“Debate was perhaps the most valuable aspect of my formal education,” said Alex Iftimie ’03, now counsel to the assistant attorney general for national security at the U.S. Department of Justice. “Leaving aside the oft-cited points that debate teaches critical- thinking and communication skills, debate taught me to be a competitor – to have the drive and determination to succeed – and instilled a confidence that I could reason my way through any legal or policy issue.”
Ziad Jawadi ’11 just graduated from Georgetown University and is about to start his consulting career at Bain & Co. in Dubai. “Debate was, by far, the activity that most prepared me for collegiate and career success,” he noted. “In college, I excelled at writing and analytical thinking early on due to the preparation debate offered, as many of the skills directly mirrored what I had to do for class.
“When I began recruiting for consulting, many of the skills that Bain was looking for in students were the exact skills that debate trains for: research, analytical thinking, writing, public speaking, and the ability to effectively communicate complex public policy and economic concepts into lay terms.”
Helping Build Future Leaders
While the Harker speech and debate team is certainly successful year in and year out and brings great acclaim – along with lots of trophies – to the school, perhaps its greatest accomplishment is the lifelong skill set it imparts on students. As the testimonials of current and former debaters demonstrate, Harker’s forensics program plays a vital role in helping students prepare to be effective leaders.
“Speech and debate has helped me in a lot of different ways,” said Frank Wang ’08, a doctoral candidate at MIT in computer science. “Most of the research I do requires positioning my research in a way that’s attractive to reviewers. Many Ph.D. students spend the first two years trying to learn that, but I had a head start on that. Speech and debate has made me a better researcher and a better leader.”
Reddy Declared National Champ for Second Year!
For the second year in a row, Pranav Reddy, grade 12, was named the national Lincoln-Douglas Debate Champion. The tournament, hosted by the National Debate Coaches Association (NDCA), was held in Las Vegas April 11-13.
Reddy’s winning debate was on the topic of minimum wage and whether it should be substantially increased. The senior successfully affirmed the proposal.

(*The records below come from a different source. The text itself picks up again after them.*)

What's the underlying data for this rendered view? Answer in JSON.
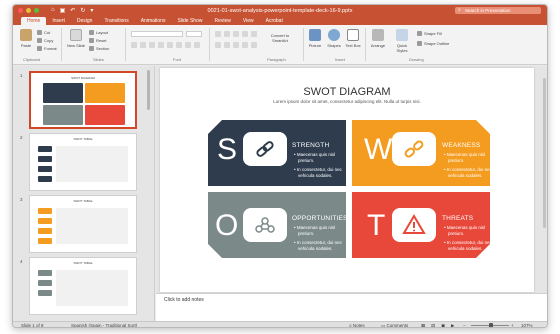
{
  "window": {
    "title": "0021-01-swot-analysis-powerpoint-template-deck-16-9.pptx",
    "search_placeholder": "Search in Presentation"
  },
  "tabs": [
    "Home",
    "Insert",
    "Design",
    "Transitions",
    "Animations",
    "Slide Show",
    "Review",
    "View",
    "Acrobat"
  ],
  "active_tab": "Home",
  "ribbon": {
    "paste": "Paste",
    "cut": "Cut",
    "copy": "Copy",
    "format": "Format",
    "new_slide": "New Slide",
    "layout": "Layout",
    "reset": "Reset",
    "section": "Section",
    "convert_smartart": "Convert to SmartArt",
    "picture": "Picture",
    "shapes": "Shapes",
    "text_box": "Text Box",
    "arrange": "Arrange",
    "quick_styles": "Quick Styles",
    "shape_fill": "Shape Fill",
    "shape_outline": "Shape Outline",
    "groups": {
      "clipboard": "Clipboard",
      "slides": "Slides",
      "font": "Font",
      "paragraph": "Paragraph",
      "insert": "Insert",
      "drawing": "Drawing"
    }
  },
  "thumbnails": [
    {
      "num": "1",
      "title": "SWOT DIAGRAM"
    },
    {
      "num": "2",
      "title": "SWOT TABLE"
    },
    {
      "num": "3",
      "title": "SWOT TABLE"
    },
    {
      "num": "4",
      "title": "SWOT TABLE"
    }
  ],
  "slide": {
    "title": "SWOT DIAGRAM",
    "subtitle": "Lorem ipsum dolor sit amet, consectetur adipiscing elit. Nulla ut turpis nisi.",
    "cards": [
      {
        "letter": "S",
        "heading": "STRENGTH",
        "bullet1a": "Maecenas quis nisl",
        "bullet1b": "pretium.",
        "bullet2a": "In consectetur, dui nec",
        "bullet2b": "vehicula sodales.",
        "color": "#2e3c4e",
        "icon": "link-icon"
      },
      {
        "letter": "W",
        "heading": "WEAKNESS",
        "bullet1a": "Maecenas quis nisl",
        "bullet1b": "pretium.",
        "bullet2a": "In consectetur, dui nec",
        "bullet2b": "vehicula sodales.",
        "color": "#f39c1f",
        "icon": "broken-link-icon"
      },
      {
        "letter": "O",
        "heading": "OPPORTUNITIES",
        "bullet1a": "Maecenas quis nisl",
        "bullet1b": "pretium.",
        "bullet2a": "In consectetur, dui nec",
        "bullet2b": "vehicula sodales.",
        "color": "#7b8a88",
        "icon": "network-icon"
      },
      {
        "letter": "T",
        "heading": "THREATS",
        "bullet1a": "Maecenas quis nisl",
        "bullet1b": "pretium.",
        "bullet2a": "In consectetur, dui nec",
        "bullet2b": "vehicula sodales.",
        "color": "#e8483a",
        "icon": "warning-icon"
      }
    ]
  },
  "notes_placeholder": "Click to add notes",
  "status": {
    "slide_of": "Slide 1 of 8",
    "language": "Spanish (Spain - Traditional Sort)",
    "notes": "Notes",
    "comments": "Comments",
    "zoom": "107%"
  }
}
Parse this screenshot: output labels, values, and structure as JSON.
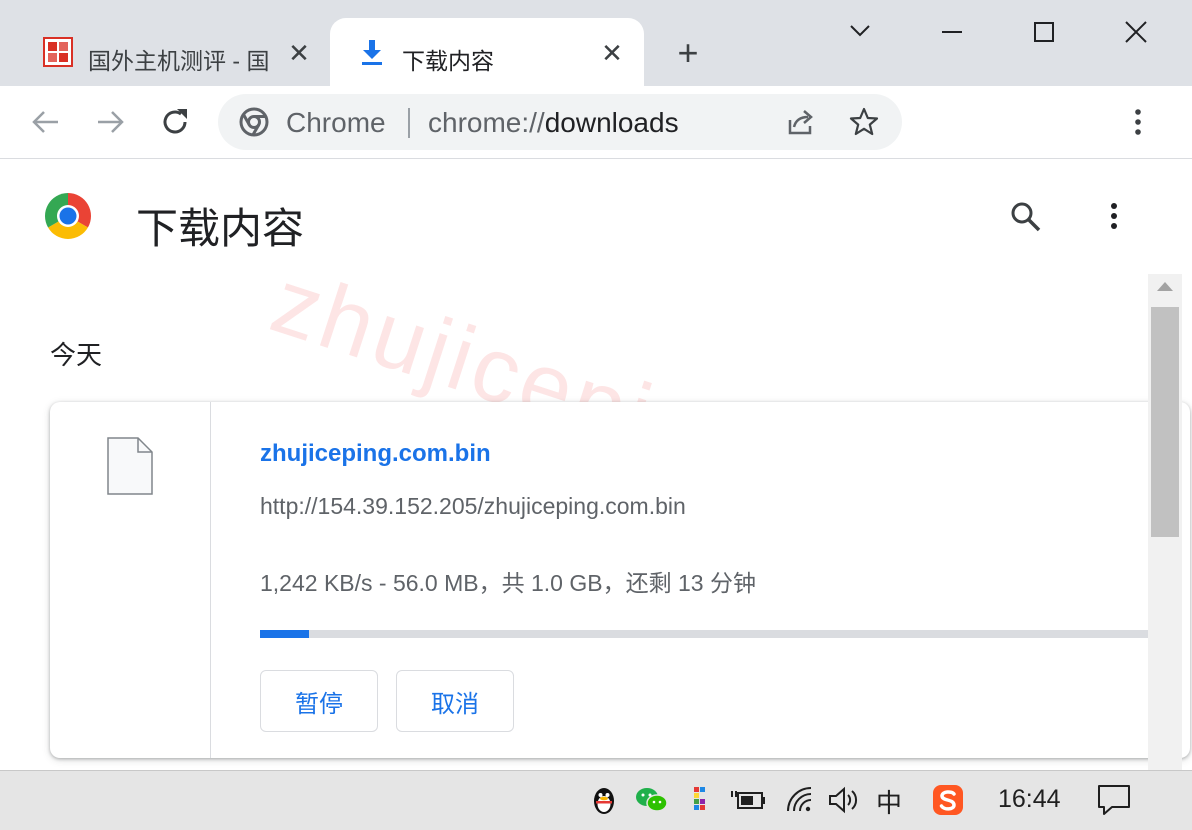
{
  "tabs": [
    {
      "title": "国外主机测评 - 国",
      "active": false,
      "favicon": "site-logo-icon"
    },
    {
      "title": "下载内容",
      "active": true,
      "favicon": "download-icon"
    }
  ],
  "toolbar": {
    "omnibox_label": "Chrome",
    "url_scheme": "chrome://",
    "url_path": "downloads"
  },
  "page": {
    "heading": "下载内容",
    "watermark": "zhujiceping.com"
  },
  "downloads": {
    "date_group": "今天",
    "items": [
      {
        "file_name": "zhujiceping.com.bin",
        "url": "http://154.39.152.205/zhujiceping.com.bin",
        "status": "1,242 KB/s - 56.0 MB，共 1.0 GB，还剩 13 分钟",
        "progress_percent": 5.5,
        "pause_label": "暂停",
        "cancel_label": "取消"
      }
    ]
  },
  "taskbar": {
    "ime": "中",
    "clock": "16:44"
  },
  "colors": {
    "accent": "#1a73e8",
    "tabstrip": "#dee1e6",
    "omnibox": "#f1f3f4",
    "watermark": "#f05050"
  }
}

In 2013-14 Reddy became the first Harker Lincoln-Douglas debater to win the prestigious NDCA National Championships. Reddy built on this success his senior year, being named the top speaker at five of the first six tournaments he attended and winning the Glenbrooks tournament in November, the largest tournament of the fall semester.
Reddy entered the 2014-15 debate season as the No. 1-ranked Lincoln-Douglas debater in the nation and won two national titles in April – the NDCA National Championships and the Tournament of Champions. Reddy also won the Harvard-Westlake tournament in January and entered the championship season as the only student to win two majors in the regular season. He is the first student ever to win the NDCA National Championships twice. Reddy is also only the second student in the history of Lincoln-Douglas debate to win the NDCA National Championships and the Tournament of Champions in the same year.
“His achievements are truly historic,” said Greg Achten, Harker’s Lincoln-Douglas team coach. “Winning one national championship tournament takes hard work, incredible intellectual range and exceptional speaking skills. To win three national titles over the course of two years is simply an unheard of accomplishment. In the history of Lincoln-Douglas debate, no student from any school has ever achieved this level of success.” For the full story on the debate teams tremendous season go to news.harker.org and search on “debate.”